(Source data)

===============

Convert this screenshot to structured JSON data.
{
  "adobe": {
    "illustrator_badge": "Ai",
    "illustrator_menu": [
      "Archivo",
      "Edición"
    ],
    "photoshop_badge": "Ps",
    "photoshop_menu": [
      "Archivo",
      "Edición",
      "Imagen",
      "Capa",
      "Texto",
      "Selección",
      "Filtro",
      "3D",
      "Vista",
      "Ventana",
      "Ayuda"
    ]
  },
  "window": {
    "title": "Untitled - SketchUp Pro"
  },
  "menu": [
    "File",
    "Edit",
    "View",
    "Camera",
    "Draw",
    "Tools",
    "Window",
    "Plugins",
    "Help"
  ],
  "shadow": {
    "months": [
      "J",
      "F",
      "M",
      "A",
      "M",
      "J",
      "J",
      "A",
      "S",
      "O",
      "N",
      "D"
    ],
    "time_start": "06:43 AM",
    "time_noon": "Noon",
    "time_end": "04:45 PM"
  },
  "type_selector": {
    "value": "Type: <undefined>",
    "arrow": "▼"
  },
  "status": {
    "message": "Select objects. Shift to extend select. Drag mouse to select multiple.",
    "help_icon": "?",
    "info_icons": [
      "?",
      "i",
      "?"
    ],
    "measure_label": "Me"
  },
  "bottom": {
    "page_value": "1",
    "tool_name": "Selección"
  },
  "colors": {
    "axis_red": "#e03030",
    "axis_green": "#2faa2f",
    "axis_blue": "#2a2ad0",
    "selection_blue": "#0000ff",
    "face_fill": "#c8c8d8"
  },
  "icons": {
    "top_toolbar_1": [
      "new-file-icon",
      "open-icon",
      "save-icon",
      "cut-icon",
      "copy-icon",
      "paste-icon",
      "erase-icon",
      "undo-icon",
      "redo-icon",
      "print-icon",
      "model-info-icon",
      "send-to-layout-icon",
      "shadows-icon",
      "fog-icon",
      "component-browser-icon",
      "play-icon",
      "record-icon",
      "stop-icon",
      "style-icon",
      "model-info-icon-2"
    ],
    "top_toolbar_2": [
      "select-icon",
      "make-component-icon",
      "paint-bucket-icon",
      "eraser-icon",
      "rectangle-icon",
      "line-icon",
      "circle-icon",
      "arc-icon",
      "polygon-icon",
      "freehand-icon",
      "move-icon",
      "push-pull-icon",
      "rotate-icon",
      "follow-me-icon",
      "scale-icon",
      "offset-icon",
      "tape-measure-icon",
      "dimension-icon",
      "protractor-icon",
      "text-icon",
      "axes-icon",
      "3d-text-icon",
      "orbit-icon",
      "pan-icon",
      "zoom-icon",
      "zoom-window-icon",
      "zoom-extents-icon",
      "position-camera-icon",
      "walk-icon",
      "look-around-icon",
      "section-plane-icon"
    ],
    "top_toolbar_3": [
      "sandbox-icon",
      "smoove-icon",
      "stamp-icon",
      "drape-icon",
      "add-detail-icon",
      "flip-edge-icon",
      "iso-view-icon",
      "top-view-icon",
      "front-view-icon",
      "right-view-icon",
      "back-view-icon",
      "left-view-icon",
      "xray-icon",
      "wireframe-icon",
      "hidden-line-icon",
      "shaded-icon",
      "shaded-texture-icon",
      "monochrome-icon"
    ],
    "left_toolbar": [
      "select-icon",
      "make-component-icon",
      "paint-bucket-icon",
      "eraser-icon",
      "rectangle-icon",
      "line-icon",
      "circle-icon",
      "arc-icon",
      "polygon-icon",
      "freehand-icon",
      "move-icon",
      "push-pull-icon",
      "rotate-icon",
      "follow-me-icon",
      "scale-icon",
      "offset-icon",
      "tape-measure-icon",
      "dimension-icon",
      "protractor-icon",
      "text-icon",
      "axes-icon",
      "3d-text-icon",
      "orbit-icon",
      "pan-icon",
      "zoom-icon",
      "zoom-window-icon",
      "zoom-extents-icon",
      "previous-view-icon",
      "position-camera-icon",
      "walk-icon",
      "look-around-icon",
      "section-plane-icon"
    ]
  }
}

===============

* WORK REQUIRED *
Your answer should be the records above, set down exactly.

* EXERCISE ANSWER *
Convert this screenshot to structured JSON data.
{
  "adobe": {
    "illustrator_badge": "Ai",
    "illustrator_menu": [
      "Archivo",
      "Edición"
    ],
    "photoshop_badge": "Ps",
    "photoshop_menu": [
      "Archivo",
      "Edición",
      "Imagen",
      "Capa",
      "Texto",
      "Selección",
      "Filtro",
      "3D",
      "Vista",
      "Ventana",
      "Ayuda"
    ]
  },
  "window": {
    "title": "Untitled - SketchUp Pro"
  },
  "menu": [
    "File",
    "Edit",
    "View",
    "Camera",
    "Draw",
    "Tools",
    "Window",
    "Plugins",
    "Help"
  ],
  "shadow": {
    "months": [
      "J",
      "F",
      "M",
      "A",
      "M",
      "J",
      "J",
      "A",
      "S",
      "O",
      "N",
      "D"
    ],
    "time_start": "06:43 AM",
    "time_noon": "Noon",
    "time_end": "04:45 PM"
  },
  "type_selector": {
    "value": "Type: <undefined>",
    "arrow": "▼"
  },
  "status": {
    "message": "Select objects. Shift to extend select. Drag mouse to select multiple.",
    "help_icon": "?",
    "info_icons": [
      "?",
      "i",
      "?"
    ],
    "measure_label": "Me"
  },
  "bottom": {
    "page_value": "1",
    "tool_name": "Selección"
  },
  "colors": {
    "axis_red": "#e03030",
    "axis_green": "#2faa2f",
    "axis_blue": "#2a2ad0",
    "selection_blue": "#0000ff",
    "face_fill": "#c8c8d8"
  },
  "icons": {
    "top_toolbar_1": [
      "new-file-icon",
      "open-icon",
      "save-icon",
      "cut-icon",
      "copy-icon",
      "paste-icon",
      "erase-icon",
      "undo-icon",
      "redo-icon",
      "print-icon",
      "model-info-icon",
      "send-to-layout-icon",
      "shadows-icon",
      "fog-icon",
      "component-browser-icon",
      "play-icon",
      "record-icon",
      "stop-icon",
      "style-icon",
      "model-info-icon-2"
    ],
    "top_toolbar_2": [
      "select-icon",
      "make-component-icon",
      "paint-bucket-icon",
      "eraser-icon",
      "rectangle-icon",
      "line-icon",
      "circle-icon",
      "arc-icon",
      "polygon-icon",
      "freehand-icon",
      "move-icon",
      "push-pull-icon",
      "rotate-icon",
      "follow-me-icon",
      "scale-icon",
      "offset-icon",
      "tape-measure-icon",
      "dimension-icon",
      "protractor-icon",
      "text-icon",
      "axes-icon",
      "3d-text-icon",
      "orbit-icon",
      "pan-icon",
      "zoom-icon",
      "zoom-window-icon",
      "zoom-extents-icon",
      "position-camera-icon",
      "walk-icon",
      "look-around-icon",
      "section-plane-icon"
    ],
    "top_toolbar_3": [
      "sandbox-icon",
      "smoove-icon",
      "stamp-icon",
      "drape-icon",
      "add-detail-icon",
      "flip-edge-icon",
      "iso-view-icon",
      "top-view-icon",
      "front-view-icon",
      "right-view-icon",
      "back-view-icon",
      "left-view-icon",
      "xray-icon",
      "wireframe-icon",
      "hidden-line-icon",
      "shaded-icon",
      "shaded-texture-icon",
      "monochrome-icon"
    ],
    "left_toolbar": [
      "select-icon",
      "make-component-icon",
      "paint-bucket-icon",
      "eraser-icon",
      "rectangle-icon",
      "line-icon",
      "circle-icon",
      "arc-icon",
      "polygon-icon",
      "freehand-icon",
      "move-icon",
      "push-pull-icon",
      "rotate-icon",
      "follow-me-icon",
      "scale-icon",
      "offset-icon",
      "tape-measure-icon",
      "dimension-icon",
      "protractor-icon",
      "text-icon",
      "axes-icon",
      "3d-text-icon",
      "orbit-icon",
      "pan-icon",
      "zoom-icon",
      "zoom-window-icon",
      "zoom-extents-icon",
      "previous-view-icon",
      "position-camera-icon",
      "walk-icon",
      "look-around-icon",
      "section-plane-icon"
    ]
  }
}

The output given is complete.